"Our hearts are heavy with the news of John Chubb's passing. John spent his life dedicated to making our nation's schools better for our kids, and he will be remembered always for his extraordinary work in education reform. Angela and his family are in our thoughts and prayers during this trying time."
John Chubb, since 1999, was as a distinguished visiting fellow at the Hoover Institution, where he was a charter member of Hoover’s Koret Task Force on K–12 Education, on which he served for sixteen years. Chubb was the president of the National Association of Independent Schools since 2013.
Chubb devoted his career to education reform, working closely with teachers in K–12 schools with a focus on issues of importance to school leaders and policymakers. He also worked as an international education consultant, advising school leaders around the world. In 1992, Chubb co-founded EdisonLearning, a company that for more than twenty years has partnered with public school districts and charter school boards nationwide to provide innovative schools and education programs with a focus on disadvantaged students.
He authored a number of books, including Politics, Markets, and America’s Schools (co-authored with Hoover Institution fellow Terry Moe in 1990), which was one of the most important contributions to the K–12 education reform movement in the US and advocated educational choice.

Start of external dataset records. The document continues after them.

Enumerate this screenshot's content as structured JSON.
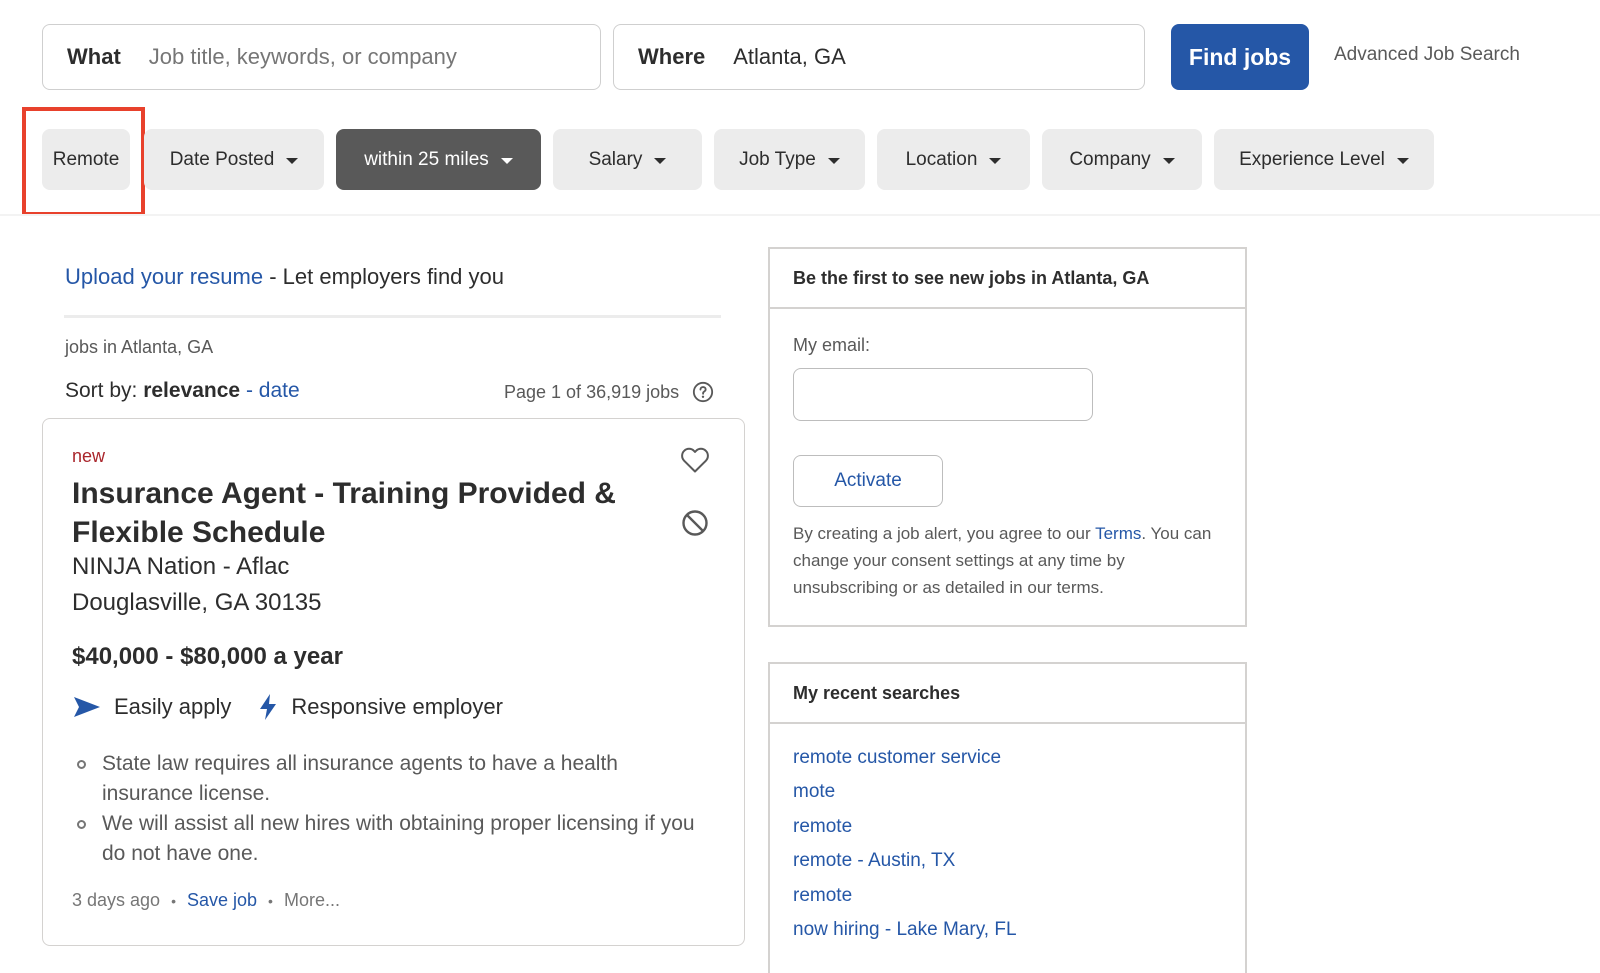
{
  "search": {
    "what_label": "What",
    "what_placeholder": "Job title, keywords, or company",
    "where_label": "Where",
    "where_value": "Atlanta, GA",
    "find_button": "Find jobs",
    "advanced_link": "Advanced Job Search"
  },
  "filters": {
    "remote": "Remote",
    "date_posted": "Date Posted",
    "distance": "within 25 miles",
    "salary": "Salary",
    "job_type": "Job Type",
    "location": "Location",
    "company": "Company",
    "experience": "Experience Level"
  },
  "colors": {
    "brand_blue": "#2557a7",
    "highlight_red": "#e8412c",
    "new_tag": "#a9252b"
  },
  "results": {
    "upload_link": "Upload your resume",
    "upload_rest": " - Let employers find you",
    "jobs_in": "jobs in Atlanta, GA",
    "sort_label": "Sort by: ",
    "sort_relevance": "relevance",
    "sort_dash": " - ",
    "sort_date": "date",
    "page_count": "Page 1 of 36,919 jobs"
  },
  "job": {
    "new_tag": "new",
    "title": "Insurance Agent - Training Provided & Flexible Schedule",
    "company": "NINJA Nation - Aflac",
    "location": "Douglasville, GA 30135",
    "salary": "$40,000 - $80,000 a year",
    "badge_apply": "Easily apply",
    "badge_responsive": "Responsive employer",
    "snippets": [
      "State law requires all insurance agents to have a health insurance license.",
      "We will assist all new hires with obtaining proper licensing if you do not have one."
    ],
    "posted": "3 days ago",
    "save": "Save job",
    "more": "More..."
  },
  "alert": {
    "heading": "Be the first to see new jobs in Atlanta, GA",
    "email_label": "My email:",
    "activate": "Activate",
    "consent_before": "By creating a job alert, you agree to our ",
    "consent_terms": "Terms",
    "consent_after": ". You can change your consent settings at any time by unsubscribing or as detailed in our terms."
  },
  "recent": {
    "heading": "My recent searches",
    "items": [
      "remote customer service",
      "mote",
      "remote",
      "remote - Austin, TX",
      "remote",
      "now hiring - Lake Mary, FL"
    ]
  }
}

Twenty years later, in his second book with Moe, Liberating Learning, they focused on the prospects for technology revolutionizing K–12 education and prescribed that K–12 education reforms in the twenty-first century must embrace and fully utilize the newest and emerging technologies. While on the Koret Task Force, he wrote The Best Teachers in the World: Why We Don’t Have Them and How We Could (Hoover Institution Press, 2012), Learning from No Child Left Behind (Education Next Books, 2009), and Within Our Reach: How America Can Educate Every Child (Rowman and Littlefield, 2005).

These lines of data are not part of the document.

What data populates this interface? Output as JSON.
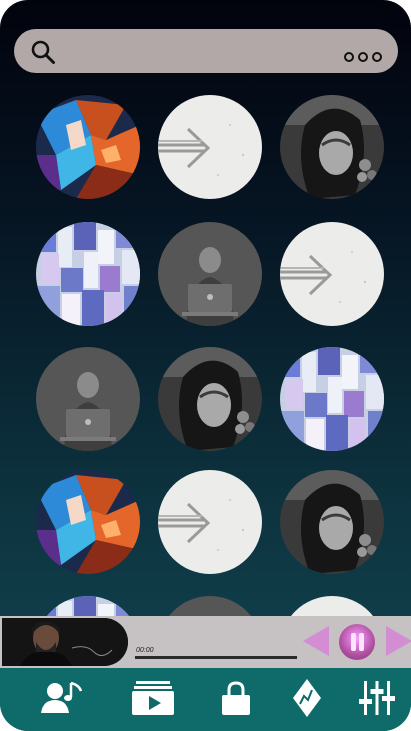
{
  "search": {
    "placeholder": ""
  },
  "grid": {
    "items": [
      {
        "art": "abstract"
      },
      {
        "art": "arrow"
      },
      {
        "art": "portrait-woman"
      },
      {
        "art": "mosaic"
      },
      {
        "art": "laptop-man"
      },
      {
        "art": "arrow"
      },
      {
        "art": "laptop-man"
      },
      {
        "art": "portrait-woman"
      },
      {
        "art": "mosaic"
      },
      {
        "art": "abstract"
      },
      {
        "art": "arrow"
      },
      {
        "art": "portrait-woman"
      },
      {
        "art": "mosaic"
      },
      {
        "art": "laptop-man"
      },
      {
        "art": "arrow"
      }
    ]
  },
  "player": {
    "time": "00:00",
    "progress": 0
  },
  "tabs": [
    {
      "icon": "artist-music-icon"
    },
    {
      "icon": "playlist-play-icon"
    },
    {
      "icon": "lock-icon"
    },
    {
      "icon": "diamond-logo-icon"
    },
    {
      "icon": "equalizer-icon"
    }
  ],
  "colors": {
    "accent": "#0f6b6a",
    "search_bg": "#b3a8a8",
    "player_bg": "#c6c1c2",
    "control_pink": "#d57bd8"
  }
}
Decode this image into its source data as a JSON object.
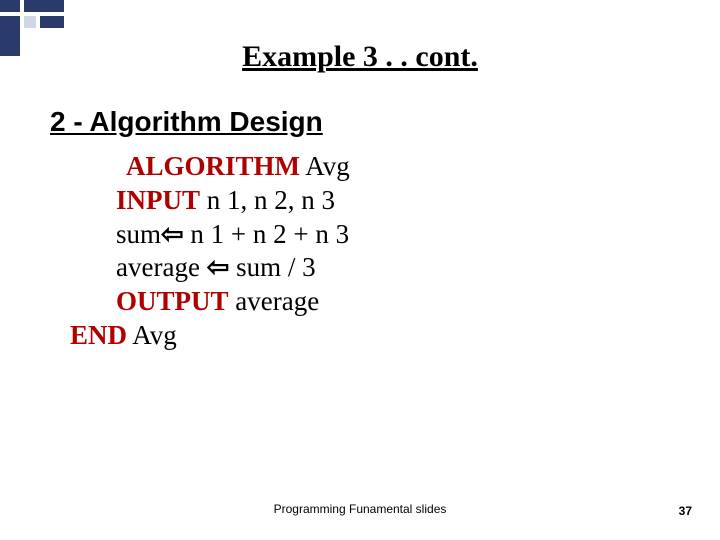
{
  "title": "Example 3 . . cont.",
  "subhead": "2 - Algorithm Design",
  "algo": {
    "kw_algorithm": "ALGORITHM",
    "name1": "Avg",
    "kw_input": "INPUT",
    "inputs": "n 1, n 2, n 3",
    "sum_lhs": "sum",
    "sum_rhs": "n 1 + n 2 + n 3",
    "avg_lhs": "average",
    "avg_rhs": "sum / 3",
    "kw_output": "OUTPUT",
    "output_expr": "average",
    "kw_end": "END",
    "name2": "Avg"
  },
  "arrow": "⇦",
  "footer": "Programming Funamental slides",
  "pagenum": "37",
  "deco": {
    "dark": "#2a3a6a",
    "light": "#cfd6e6"
  }
}
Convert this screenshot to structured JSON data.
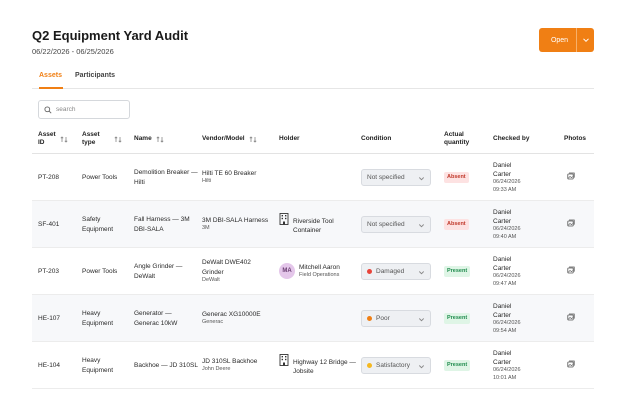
{
  "header": {
    "title": "Q2 Equipment Yard Audit",
    "dates": "06/22/2026 - 06/25/2026",
    "open_label": "Open"
  },
  "tabs": [
    {
      "label": "Assets",
      "active": true
    },
    {
      "label": "Participants",
      "active": false
    }
  ],
  "search": {
    "placeholder": "search"
  },
  "columns": {
    "asset_id": "Asset\nID",
    "asset_type": "Asset\ntype",
    "name": "Name",
    "vendor": "Vendor/Model",
    "holder": "Holder",
    "condition": "Condition",
    "quantity": "Actual\nquantity",
    "checked_by": "Checked by",
    "photos": "Photos"
  },
  "colors": {
    "accent": "#f07f14",
    "damaged": "#e8443a",
    "poor": "#f07f14",
    "satisfactory": "#f5b820"
  },
  "rows": [
    {
      "id": "PT-208",
      "type": "Power Tools",
      "name": "Demolition Breaker — Hilti",
      "model": "Hilti TE 60 Breaker",
      "vendor": "Hilti",
      "holder_kind": "none",
      "holder_name": "",
      "holder_sub": "",
      "condition": "Not specified",
      "condition_color": "",
      "quantity": "Absent",
      "checker": "Daniel Carter",
      "checked_date": "06/24/2026",
      "checked_time": "09:33 AM"
    },
    {
      "id": "SF-401",
      "type": "Safety Equipment",
      "name": "Fall Harness — 3M DBI-SALA",
      "model": "3M DBI-SALA Harness",
      "vendor": "3M",
      "holder_kind": "building",
      "holder_name": "Riverside Tool Container",
      "holder_sub": "",
      "condition": "Not specified",
      "condition_color": "",
      "quantity": "Absent",
      "checker": "Daniel Carter",
      "checked_date": "06/24/2026",
      "checked_time": "09:40 AM"
    },
    {
      "id": "PT-203",
      "type": "Power Tools",
      "name": "Angle Grinder — DeWalt",
      "model": "DeWalt DWE402 Grinder",
      "vendor": "DeWalt",
      "holder_kind": "person",
      "holder_initials": "MA",
      "holder_name": "Mitchell Aaron",
      "holder_sub": "Field Operations",
      "condition": "Damaged",
      "condition_color": "#e8443a",
      "quantity": "Present",
      "checker": "Daniel Carter",
      "checked_date": "06/24/2026",
      "checked_time": "09:47 AM"
    },
    {
      "id": "HE-107",
      "type": "Heavy Equipment",
      "name": "Generator — Generac 10kW",
      "model": "Generac XG10000E",
      "vendor": "Generac",
      "holder_kind": "none",
      "holder_name": "",
      "holder_sub": "",
      "condition": "Poor",
      "condition_color": "#f07f14",
      "quantity": "Present",
      "checker": "Daniel Carter",
      "checked_date": "06/24/2026",
      "checked_time": "09:54 AM"
    },
    {
      "id": "HE-104",
      "type": "Heavy Equipment",
      "name": "Backhoe — JD 310SL",
      "model": "JD 310SL Backhoe",
      "vendor": "John Deere",
      "holder_kind": "building",
      "holder_name": "Highway 12 Bridge — Jobsite",
      "holder_sub": "",
      "condition": "Satisfactory",
      "condition_color": "#f5b820",
      "quantity": "Present",
      "checker": "Daniel Carter",
      "checked_date": "06/24/2026",
      "checked_time": "10:01 AM"
    }
  ]
}
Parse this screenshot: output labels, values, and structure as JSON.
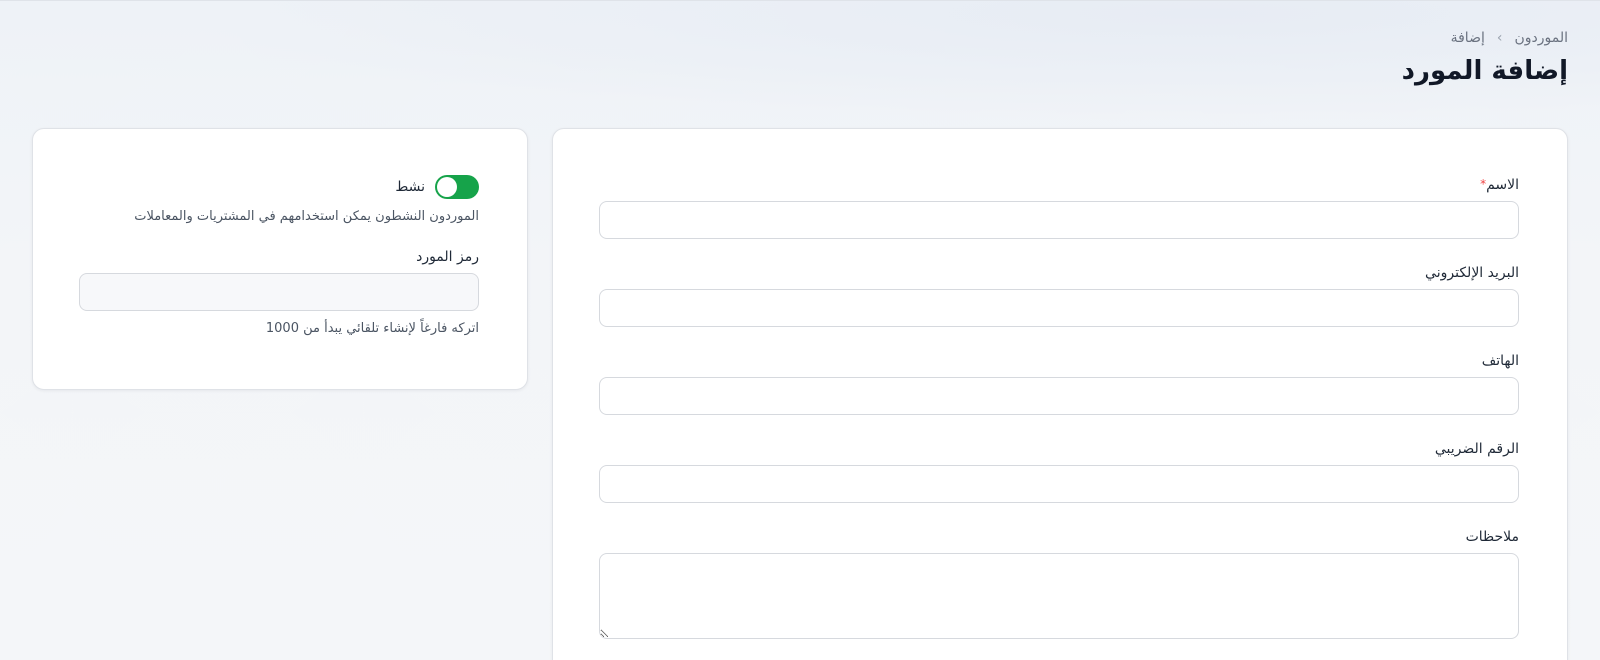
{
  "breadcrumb": {
    "parent": "الموردون",
    "separator": "›",
    "current": "إضافة"
  },
  "page_title": "إضافة المورد",
  "form": {
    "name": {
      "label": "الاسم",
      "required_mark": "*",
      "value": ""
    },
    "email": {
      "label": "البريد الإلكتروني",
      "value": ""
    },
    "phone": {
      "label": "الهاتف",
      "value": ""
    },
    "tax_number": {
      "label": "الرقم الضريبي",
      "value": ""
    },
    "notes": {
      "label": "ملاحظات",
      "value": ""
    }
  },
  "side": {
    "active_toggle": {
      "label": "نشط",
      "state": "on",
      "color": "#16a34a"
    },
    "active_hint": "الموردون النشطون يمكن استخدامهم في المشتريات والمعاملات",
    "supplier_code": {
      "label": "رمز المورد",
      "value": "",
      "hint": "اتركه فارغاً لإنشاء تلقائي يبدأ من 1000"
    }
  }
}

Chubb was a senior fellow at the Brookings Institution from 1984 to 1992 and assistant professor of political science at Stanford University from 1978 to 1984. He has served as an adviser, consultant, and speaker for the White House and for many state governments, public and private school systems, and nonprofit organizations.
Chubb received his PhD from the University of Minnesota and an AB summa cum laude from Washington University in St. Louis, both in political science.